“I got married when my grandmother died. I was 7 then. Eight girls in my family got married on the same day, including my sisters and my uncle’s daughters,” says Bhagwati.
In Bhiyansar, a small village in the Jodhpur district of Rajasthan, the elders and schoolgirls have come together to take a pledge against child marriages. As the male heads of the village speak at length on the ill effects of early marriage, 16-year-old Bhagwati sits quietly in a corner with her friends. She had missed school to attend the ceremony despite being rebuked by her mother.
Watch Video: Child brides of Rajasthan and their stories
She goes on to explain that it is part of tradition in her community to hold mass marriages of daughters on the occasion of a death. There is a silent sadness in her eyes as she says she does not understand the custom, but does not have a say in the matter either.
Bhagwati belongs to the Bishnoi community, reputed for its environment consciousness. A popular anecdote about the Bishnois tells the story of the community defending the trees in their forest using their bodies as shields when the Jodhpur King wanted to cut down all the trees for the sake of building his palace.
Dr Aidan Singh Bhati, a retired professor, says “such a tradition of mass marriages on the occasion of someone’s death is not limited to the Bishnoi community only. It is commonly practised in Rajasthan among the Jats and the OBCs.”
Radha, another 16-year-old, had just returned home from school and was chattering away with her friends. She loves reading and dreams of becoming an IAS officer someday. Later in the conversation Radha says she got married two years back.
“My uncle’s daughters were getting married so my father got me married as well. I told my parents I did not want to marry, I wanted to study further. But parents also have their own compulsions,” said Radha.
The tradition of mass marriages in families is clearly rooted in economic compulsions. Dr Bhati explains “the desert terrain in Rajasthan was frequently met with droughts and agriculture was not a secure source of income. Due to the scarcity of adequate financial resources, parents often thought that since people would anyways have to be invited on the occasion of someone’s death or the wedding of one daughter, it would be an ideal moment to marry off all other girls in the family regardless of age.”
However, poverty is no longer the prime reason behind mass marriages in these communities. But the custom has got so deeply rooted in tradition that it is difficult to do away with it. Dr Bhati says that in case there are no daughters in a family where a death has taken place, they marry off the daughters of close relatives, thinking the occasion to be auspicious enough.

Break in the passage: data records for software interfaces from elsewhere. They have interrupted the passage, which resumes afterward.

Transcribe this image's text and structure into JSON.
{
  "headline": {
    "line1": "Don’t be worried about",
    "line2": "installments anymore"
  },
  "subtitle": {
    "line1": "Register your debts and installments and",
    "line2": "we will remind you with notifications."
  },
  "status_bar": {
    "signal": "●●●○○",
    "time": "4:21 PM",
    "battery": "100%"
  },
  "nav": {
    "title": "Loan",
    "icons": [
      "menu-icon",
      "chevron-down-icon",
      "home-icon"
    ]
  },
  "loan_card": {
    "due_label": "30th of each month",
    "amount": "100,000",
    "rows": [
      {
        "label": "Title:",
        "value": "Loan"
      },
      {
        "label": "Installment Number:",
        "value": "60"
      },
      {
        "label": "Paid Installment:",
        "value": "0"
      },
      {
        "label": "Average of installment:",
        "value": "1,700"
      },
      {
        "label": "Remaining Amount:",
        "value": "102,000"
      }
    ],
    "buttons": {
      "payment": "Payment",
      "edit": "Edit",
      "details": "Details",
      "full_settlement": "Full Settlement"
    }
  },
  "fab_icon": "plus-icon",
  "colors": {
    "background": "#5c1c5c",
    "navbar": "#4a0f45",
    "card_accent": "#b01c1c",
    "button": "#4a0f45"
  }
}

Arvind Ojha, member of the global partnership “Girls not brides”, says “when a death takes place in the family, the community believes a wedding would be a good way to mark an end to the sadness.”
“Among these communities the death of an elderly person is in fact not seen as a sad event. They do not get very emotional about it and believe that the spirit of the dead one would in fact bless the married couple,” explains Dr Bhati.
Ojha goes on to explain that two reasons why this largely economic arrangement got so steeped in tradition are lack of safety and adequate opportunity for education.
Interestingly, community members are not at all unaware of the ill effects of an early marriage. This is evident from the fact that whatever be the age of the girl as which she got married, she never leaves for her husband’s home until she attains maturity at the age of 18 or 19. But then this hardly comes across as relief for the married girls who have to deal with the repercussions all through their adult life.
Bhauri, who is 25, got married with her uncle’s daughters and two younger sisters, the youngest being two months old. She was seven then and met her husband only when she left for his home 11 years later. It was then that she realised that he is an unemployed alcoholic.
“I did not know what marriage meant. I just knew that mehendi would be applied on my hands and I would wear good clothes. If I knew my husband was an alcoholic, I would have opposed the marriage. But I could not do anything then since my community would look down upon me. One just has to somehow live on at their in laws’ house,” she says.
Thankfully, there is a conspicuous feel of change in the atmosphere. Bhauri is determined to work hard and educate her daughter as much as possible. “I know the moment my husband’s grandmother passes away my family would want me to marry off my daughter. But I am all prepared to deal with the situation. I will only get her married when she wants to and to whom she wants to,” says Bhauri with an unswerving resolution.
Coming soon part III: In rural Rajasthan, women’s empowerment is also male dominated